• ACTIVITY
Every entry should be given again exactly, with nothing dropped.

--- EXERCISE DATA Enclosed Below ---

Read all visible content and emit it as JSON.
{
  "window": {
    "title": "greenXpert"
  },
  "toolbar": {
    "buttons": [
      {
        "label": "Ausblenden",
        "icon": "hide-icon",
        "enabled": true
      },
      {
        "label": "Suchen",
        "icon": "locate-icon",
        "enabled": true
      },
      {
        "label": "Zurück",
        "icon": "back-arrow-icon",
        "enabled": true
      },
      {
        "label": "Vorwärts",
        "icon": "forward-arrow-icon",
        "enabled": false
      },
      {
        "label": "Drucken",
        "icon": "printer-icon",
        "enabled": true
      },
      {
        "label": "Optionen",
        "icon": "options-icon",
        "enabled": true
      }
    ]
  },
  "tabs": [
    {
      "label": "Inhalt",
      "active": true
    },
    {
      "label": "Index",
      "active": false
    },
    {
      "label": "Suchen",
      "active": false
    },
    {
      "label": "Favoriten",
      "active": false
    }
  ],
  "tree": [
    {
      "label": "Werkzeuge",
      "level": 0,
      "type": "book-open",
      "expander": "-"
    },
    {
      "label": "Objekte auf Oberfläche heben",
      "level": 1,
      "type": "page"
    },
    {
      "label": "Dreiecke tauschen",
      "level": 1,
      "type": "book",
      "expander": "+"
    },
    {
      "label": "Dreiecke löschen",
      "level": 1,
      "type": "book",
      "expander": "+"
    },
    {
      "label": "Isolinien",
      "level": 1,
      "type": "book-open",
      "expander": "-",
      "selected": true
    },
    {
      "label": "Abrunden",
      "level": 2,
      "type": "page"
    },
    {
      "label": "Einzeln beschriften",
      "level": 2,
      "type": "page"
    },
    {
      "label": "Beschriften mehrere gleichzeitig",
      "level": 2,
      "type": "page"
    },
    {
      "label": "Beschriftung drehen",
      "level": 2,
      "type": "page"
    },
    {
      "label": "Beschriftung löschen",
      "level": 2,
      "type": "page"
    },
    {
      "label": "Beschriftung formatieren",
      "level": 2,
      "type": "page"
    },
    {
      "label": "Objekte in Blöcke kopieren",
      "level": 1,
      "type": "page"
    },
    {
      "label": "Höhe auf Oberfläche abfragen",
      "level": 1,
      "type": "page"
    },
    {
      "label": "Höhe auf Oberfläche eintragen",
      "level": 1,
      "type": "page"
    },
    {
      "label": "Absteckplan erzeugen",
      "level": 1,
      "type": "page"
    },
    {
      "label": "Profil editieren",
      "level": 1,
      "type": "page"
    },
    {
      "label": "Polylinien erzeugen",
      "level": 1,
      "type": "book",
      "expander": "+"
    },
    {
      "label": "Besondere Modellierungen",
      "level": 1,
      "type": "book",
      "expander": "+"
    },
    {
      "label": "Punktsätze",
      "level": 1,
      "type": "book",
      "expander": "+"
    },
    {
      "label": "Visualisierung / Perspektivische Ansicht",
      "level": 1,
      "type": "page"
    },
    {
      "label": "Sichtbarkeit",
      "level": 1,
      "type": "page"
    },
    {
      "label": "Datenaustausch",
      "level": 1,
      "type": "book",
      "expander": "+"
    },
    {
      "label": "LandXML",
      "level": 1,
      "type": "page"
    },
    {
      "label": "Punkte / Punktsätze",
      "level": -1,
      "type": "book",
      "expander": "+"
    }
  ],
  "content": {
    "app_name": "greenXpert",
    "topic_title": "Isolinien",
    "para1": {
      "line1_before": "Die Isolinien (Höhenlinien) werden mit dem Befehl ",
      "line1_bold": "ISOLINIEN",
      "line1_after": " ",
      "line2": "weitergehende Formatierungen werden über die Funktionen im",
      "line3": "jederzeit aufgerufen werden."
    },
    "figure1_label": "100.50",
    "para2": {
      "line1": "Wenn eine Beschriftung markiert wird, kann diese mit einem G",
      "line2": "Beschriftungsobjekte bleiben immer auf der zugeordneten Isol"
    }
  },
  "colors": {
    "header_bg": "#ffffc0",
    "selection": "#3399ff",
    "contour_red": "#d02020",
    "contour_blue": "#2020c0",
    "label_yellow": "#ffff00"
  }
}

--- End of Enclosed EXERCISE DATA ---

• FINISHED EXERCISE
Read all visible content and emit it as JSON.
{
  "window": {
    "title": "greenXpert"
  },
  "toolbar": {
    "buttons": [
      {
        "label": "Ausblenden",
        "icon": "hide-icon",
        "enabled": true
      },
      {
        "label": "Suchen",
        "icon": "locate-icon",
        "enabled": true
      },
      {
        "label": "Zurück",
        "icon": "back-arrow-icon",
        "enabled": true
      },
      {
        "label": "Vorwärts",
        "icon": "forward-arrow-icon",
        "enabled": false
      },
      {
        "label": "Drucken",
        "icon": "printer-icon",
        "enabled": true
      },
      {
        "label": "Optionen",
        "icon": "options-icon",
        "enabled": true
      }
    ]
  },
  "tabs": [
    {
      "label": "Inhalt",
      "active": true
    },
    {
      "label": "Index",
      "active": false
    },
    {
      "label": "Suchen",
      "active": false
    },
    {
      "label": "Favoriten",
      "active": false
    }
  ],
  "tree": [
    {
      "label": "Werkzeuge",
      "level": 0,
      "type": "book-open",
      "expander": "-"
    },
    {
      "label": "Objekte auf Oberfläche heben",
      "level": 1,
      "type": "page"
    },
    {
      "label": "Dreiecke tauschen",
      "level": 1,
      "type": "book",
      "expander": "+"
    },
    {
      "label": "Dreiecke löschen",
      "level": 1,
      "type": "book",
      "expander": "+"
    },
    {
      "label": "Isolinien",
      "level": 1,
      "type": "book-open",
      "expander": "-",
      "selected": true
    },
    {
      "label": "Abrunden",
      "level": 2,
      "type": "page"
    },
    {
      "label": "Einzeln beschriften",
      "level": 2,
      "type": "page"
    },
    {
      "label": "Beschriften mehrere gleichzeitig",
      "level": 2,
      "type": "page"
    },
    {
      "label": "Beschriftung drehen",
      "level": 2,
      "type": "page"
    },
    {
      "label": "Beschriftung löschen",
      "level": 2,
      "type": "page"
    },
    {
      "label": "Beschriftung formatieren",
      "level": 2,
      "type": "page"
    },
    {
      "label": "Objekte in Blöcke kopieren",
      "level": 1,
      "type": "page"
    },
    {
      "label": "Höhe auf Oberfläche abfragen",
      "level": 1,
      "type": "page"
    },
    {
      "label": "Höhe auf Oberfläche eintragen",
      "level": 1,
      "type": "page"
    },
    {
      "label": "Absteckplan erzeugen",
      "level": 1,
      "type": "page"
    },
    {
      "label": "Profil editieren",
      "level": 1,
      "type": "page"
    },
    {
      "label": "Polylinien erzeugen",
      "level": 1,
      "type": "book",
      "expander": "+"
    },
    {
      "label": "Besondere Modellierungen",
      "level": 1,
      "type": "book",
      "expander": "+"
    },
    {
      "label": "Punktsätze",
      "level": 1,
      "type": "book",
      "expander": "+"
    },
    {
      "label": "Visualisierung / Perspektivische Ansicht",
      "level": 1,
      "type": "page"
    },
    {
      "label": "Sichtbarkeit",
      "level": 1,
      "type": "page"
    },
    {
      "label": "Datenaustausch",
      "level": 1,
      "type": "book",
      "expander": "+"
    },
    {
      "label": "LandXML",
      "level": 1,
      "type": "page"
    },
    {
      "label": "Punkte / Punktsätze",
      "level": -1,
      "type": "book",
      "expander": "+"
    }
  ],
  "content": {
    "app_name": "greenXpert",
    "topic_title": "Isolinien",
    "para1": {
      "line1_before": "Die Isolinien (Höhenlinien) werden mit dem Befehl ",
      "line1_bold": "ISOLINIEN",
      "line1_after": " ",
      "line2": "weitergehende Formatierungen werden über die Funktionen im",
      "line3": "jederzeit aufgerufen werden."
    },
    "figure1_label": "100.50",
    "para2": {
      "line1": "Wenn eine Beschriftung markiert wird, kann diese mit einem G",
      "line2": "Beschriftungsobjekte bleiben immer auf der zugeordneten Isol"
    }
  },
  "colors": {
    "header_bg": "#ffffc0",
    "selection": "#3399ff",
    "contour_red": "#d02020",
    "contour_blue": "#2020c0",
    "label_yellow": "#ffff00"
  }
}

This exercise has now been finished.